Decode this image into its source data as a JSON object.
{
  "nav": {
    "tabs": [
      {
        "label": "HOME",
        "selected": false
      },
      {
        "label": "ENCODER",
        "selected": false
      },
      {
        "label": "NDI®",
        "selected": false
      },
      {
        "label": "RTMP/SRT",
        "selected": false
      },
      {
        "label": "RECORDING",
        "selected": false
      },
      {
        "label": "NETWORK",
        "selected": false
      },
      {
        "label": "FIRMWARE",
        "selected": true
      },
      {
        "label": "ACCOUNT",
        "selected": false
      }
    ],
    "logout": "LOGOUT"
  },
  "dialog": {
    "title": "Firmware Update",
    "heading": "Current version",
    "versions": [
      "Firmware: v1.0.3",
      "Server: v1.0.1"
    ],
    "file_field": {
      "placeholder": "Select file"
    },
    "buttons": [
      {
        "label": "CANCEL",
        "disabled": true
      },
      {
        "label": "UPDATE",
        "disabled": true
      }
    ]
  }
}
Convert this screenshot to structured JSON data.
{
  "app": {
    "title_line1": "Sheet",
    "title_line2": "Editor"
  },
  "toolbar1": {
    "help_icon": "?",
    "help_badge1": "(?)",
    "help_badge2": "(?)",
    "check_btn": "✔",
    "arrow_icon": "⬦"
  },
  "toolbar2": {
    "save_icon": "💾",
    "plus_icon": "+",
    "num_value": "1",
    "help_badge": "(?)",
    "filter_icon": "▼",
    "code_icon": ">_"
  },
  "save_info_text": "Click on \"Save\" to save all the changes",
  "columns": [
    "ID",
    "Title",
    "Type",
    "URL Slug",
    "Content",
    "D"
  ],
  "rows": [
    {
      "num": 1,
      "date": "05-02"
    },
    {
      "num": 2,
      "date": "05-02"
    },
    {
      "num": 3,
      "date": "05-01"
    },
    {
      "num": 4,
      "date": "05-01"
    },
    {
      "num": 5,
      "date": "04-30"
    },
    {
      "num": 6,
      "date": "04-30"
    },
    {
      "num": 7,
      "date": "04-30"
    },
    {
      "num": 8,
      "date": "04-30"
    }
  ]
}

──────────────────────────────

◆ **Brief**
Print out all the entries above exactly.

◆ **Response**
Decode this image into its source data as a JSON object.
{
  "nav": {
    "tabs": [
      {
        "label": "HOME",
        "selected": false
      },
      {
        "label": "ENCODER",
        "selected": false
      },
      {
        "label": "NDI®",
        "selected": false
      },
      {
        "label": "RTMP/SRT",
        "selected": false
      },
      {
        "label": "RECORDING",
        "selected": false
      },
      {
        "label": "NETWORK",
        "selected": false
      },
      {
        "label": "FIRMWARE",
        "selected": true
      },
      {
        "label": "ACCOUNT",
        "selected": false
      }
    ],
    "logout": "LOGOUT"
  },
  "dialog": {
    "title": "Firmware Update",
    "heading": "Current version",
    "versions": [
      "Firmware: v1.0.3",
      "Server: v1.0.1"
    ],
    "file_field": {
      "placeholder": "Select file"
    },
    "buttons": [
      {
        "label": "CANCEL",
        "disabled": true
      },
      {
        "label": "UPDATE",
        "disabled": true
      }
    ]
  }
}
Convert this screenshot to structured JSON data.
{
  "app": {
    "title_line1": "Sheet",
    "title_line2": "Editor"
  },
  "toolbar1": {
    "help_icon": "?",
    "help_badge1": "(?)",
    "help_badge2": "(?)",
    "check_btn": "✔",
    "arrow_icon": "⬦"
  },
  "toolbar2": {
    "save_icon": "💾",
    "plus_icon": "+",
    "num_value": "1",
    "help_badge": "(?)",
    "filter_icon": "▼",
    "code_icon": ">_"
  },
  "save_info_text": "Click on \"Save\" to save all the changes",
  "columns": [
    "ID",
    "Title",
    "Type",
    "URL Slug",
    "Content",
    "D"
  ],
  "rows": [
    {
      "num": 1,
      "date": "05-02"
    },
    {
      "num": 2,
      "date": "05-02"
    },
    {
      "num": 3,
      "date": "05-01"
    },
    {
      "num": 4,
      "date": "05-01"
    },
    {
      "num": 5,
      "date": "04-30"
    },
    {
      "num": 6,
      "date": "04-30"
    },
    {
      "num": 7,
      "date": "04-30"
    },
    {
      "num": 8,
      "date": "04-30"
    }
  ]
}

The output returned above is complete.